The Invisible Guard: How Many Americans are Deciding to Go with Underground Dog Fencing

Written by:

PetMD Editorial
Published: July 11, 2012

By Bob Jones

Many dog owners are in constant fear for their pet's safety, especially when the dog spends a lot of its time outdoors. The fear of the dog running away. The fear of the dog getting hit by a car. Perhaps even the fear of the dog lashing out at neighboring pets or people. Traditional methods for securing the dog in a yard are numerous — from yard tie-outs to crates to fences. There is, however, an alternative some homeowners are utilizing that keep their dogs safe while maintaining the value of their home. And though it may seem like magic, underground dog fencing is becoming increasingly popular in many parts of the country.

An Alternative to Traditional Fencing

"In so many communities, traditional fencing is not allowed," dog trainer Amy Robinson, CPDT-KA says. "Underground fencing keeps the dog on the lawn and free to amble around, chase a ball, and interact with family all within the boundary."

Although this kind of freedom does not take the place of leash walks, it sure comes in handy on a rainy day or if the dog needs a quick relief stroll before he is left alone in the house. Invisible fencing can also be a valuable tool to teach a dog self-control. Imagine that the neighbor's children are skateboarding past the house. Dogs can be attracted to this movement and want to chase. Dog owners can combine commands like 'Leave it' with the reinforcement of the invisible fence without having to use a leash.

Training Your Dog to Use an Invisible Fence

Some underground fence companies may offer training as part of a package, while others do not. What is important is that you dog undergo training before using the underground fence. This will ensure that your dog understands the invisible boundaries.

Training sessions can be completed in as little as one to two weeks and can last as few as ten minutes. The dog trainer will typically start with some basic commands, such as "backup", and eventually progress to the point where auditory cues can represent the commands. If required, further stimulation may be used to prevent the dog from crossing the invisible barrier. Also, Robinson recommends that you never leave a dog unattended in the front yard, even if the invisible fence is active.

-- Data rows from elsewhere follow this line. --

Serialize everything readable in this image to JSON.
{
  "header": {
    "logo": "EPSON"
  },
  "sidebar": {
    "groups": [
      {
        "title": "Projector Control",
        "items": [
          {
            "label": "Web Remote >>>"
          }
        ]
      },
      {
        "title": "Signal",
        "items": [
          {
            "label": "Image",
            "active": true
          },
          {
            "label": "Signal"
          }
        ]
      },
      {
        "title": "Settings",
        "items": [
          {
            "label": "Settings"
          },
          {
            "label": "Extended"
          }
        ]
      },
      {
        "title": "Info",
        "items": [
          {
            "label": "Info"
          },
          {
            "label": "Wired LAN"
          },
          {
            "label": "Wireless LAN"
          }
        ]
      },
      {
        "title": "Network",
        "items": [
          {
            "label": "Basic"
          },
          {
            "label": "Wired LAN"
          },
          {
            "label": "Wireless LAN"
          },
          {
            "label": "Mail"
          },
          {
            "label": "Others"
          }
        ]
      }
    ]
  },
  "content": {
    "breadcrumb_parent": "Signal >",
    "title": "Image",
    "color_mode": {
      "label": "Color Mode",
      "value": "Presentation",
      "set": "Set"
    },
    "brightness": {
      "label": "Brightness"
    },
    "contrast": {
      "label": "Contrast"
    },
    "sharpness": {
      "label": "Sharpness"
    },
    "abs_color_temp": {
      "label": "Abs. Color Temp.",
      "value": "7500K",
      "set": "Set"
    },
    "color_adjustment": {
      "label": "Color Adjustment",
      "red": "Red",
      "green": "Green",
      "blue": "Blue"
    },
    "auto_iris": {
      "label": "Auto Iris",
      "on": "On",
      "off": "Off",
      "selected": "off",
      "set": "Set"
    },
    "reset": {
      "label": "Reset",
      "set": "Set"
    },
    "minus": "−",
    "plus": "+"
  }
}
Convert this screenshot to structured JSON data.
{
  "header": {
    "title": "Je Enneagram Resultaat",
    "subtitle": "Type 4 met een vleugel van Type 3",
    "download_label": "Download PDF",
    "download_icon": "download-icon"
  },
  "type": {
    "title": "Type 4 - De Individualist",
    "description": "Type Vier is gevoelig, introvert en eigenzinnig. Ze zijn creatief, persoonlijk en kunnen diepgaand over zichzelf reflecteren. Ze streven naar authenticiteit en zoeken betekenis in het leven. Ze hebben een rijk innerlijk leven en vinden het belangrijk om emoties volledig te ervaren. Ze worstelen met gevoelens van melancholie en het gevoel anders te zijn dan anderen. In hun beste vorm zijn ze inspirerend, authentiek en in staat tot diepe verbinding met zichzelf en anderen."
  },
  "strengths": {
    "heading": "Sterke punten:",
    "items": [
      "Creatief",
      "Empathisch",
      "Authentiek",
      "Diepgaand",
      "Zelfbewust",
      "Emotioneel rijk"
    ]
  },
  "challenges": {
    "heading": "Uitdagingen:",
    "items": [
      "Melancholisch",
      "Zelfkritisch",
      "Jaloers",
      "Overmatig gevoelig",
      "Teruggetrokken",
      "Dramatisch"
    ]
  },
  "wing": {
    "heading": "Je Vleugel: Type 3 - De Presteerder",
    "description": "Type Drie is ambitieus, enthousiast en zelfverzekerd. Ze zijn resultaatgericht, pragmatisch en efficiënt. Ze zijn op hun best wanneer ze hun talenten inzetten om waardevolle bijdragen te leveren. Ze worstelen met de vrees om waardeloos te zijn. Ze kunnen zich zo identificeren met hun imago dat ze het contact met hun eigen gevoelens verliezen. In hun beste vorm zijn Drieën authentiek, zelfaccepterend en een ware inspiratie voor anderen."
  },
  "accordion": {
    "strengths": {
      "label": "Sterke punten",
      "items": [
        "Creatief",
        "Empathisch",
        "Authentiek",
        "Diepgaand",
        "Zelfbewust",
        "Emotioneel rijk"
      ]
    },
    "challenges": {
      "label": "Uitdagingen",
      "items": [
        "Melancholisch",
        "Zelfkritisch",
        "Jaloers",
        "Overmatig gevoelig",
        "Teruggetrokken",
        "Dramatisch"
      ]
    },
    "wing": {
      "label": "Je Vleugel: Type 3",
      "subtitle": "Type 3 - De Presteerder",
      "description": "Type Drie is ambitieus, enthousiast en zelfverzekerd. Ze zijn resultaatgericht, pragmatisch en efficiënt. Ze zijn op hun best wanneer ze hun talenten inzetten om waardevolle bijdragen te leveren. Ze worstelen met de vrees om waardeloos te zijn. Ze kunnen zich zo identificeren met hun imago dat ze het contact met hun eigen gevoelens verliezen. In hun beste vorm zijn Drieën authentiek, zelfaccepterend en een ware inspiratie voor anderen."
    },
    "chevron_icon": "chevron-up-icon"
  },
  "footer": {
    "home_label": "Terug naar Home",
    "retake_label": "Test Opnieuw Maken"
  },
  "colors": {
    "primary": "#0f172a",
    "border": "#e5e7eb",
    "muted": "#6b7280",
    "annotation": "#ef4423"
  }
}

Many homeowners are making the choice of underground fencing. Consult your veterinarian or trainer if underground fencing is a good option for your dog and home.

Image: Andre Blais / via Shutterstock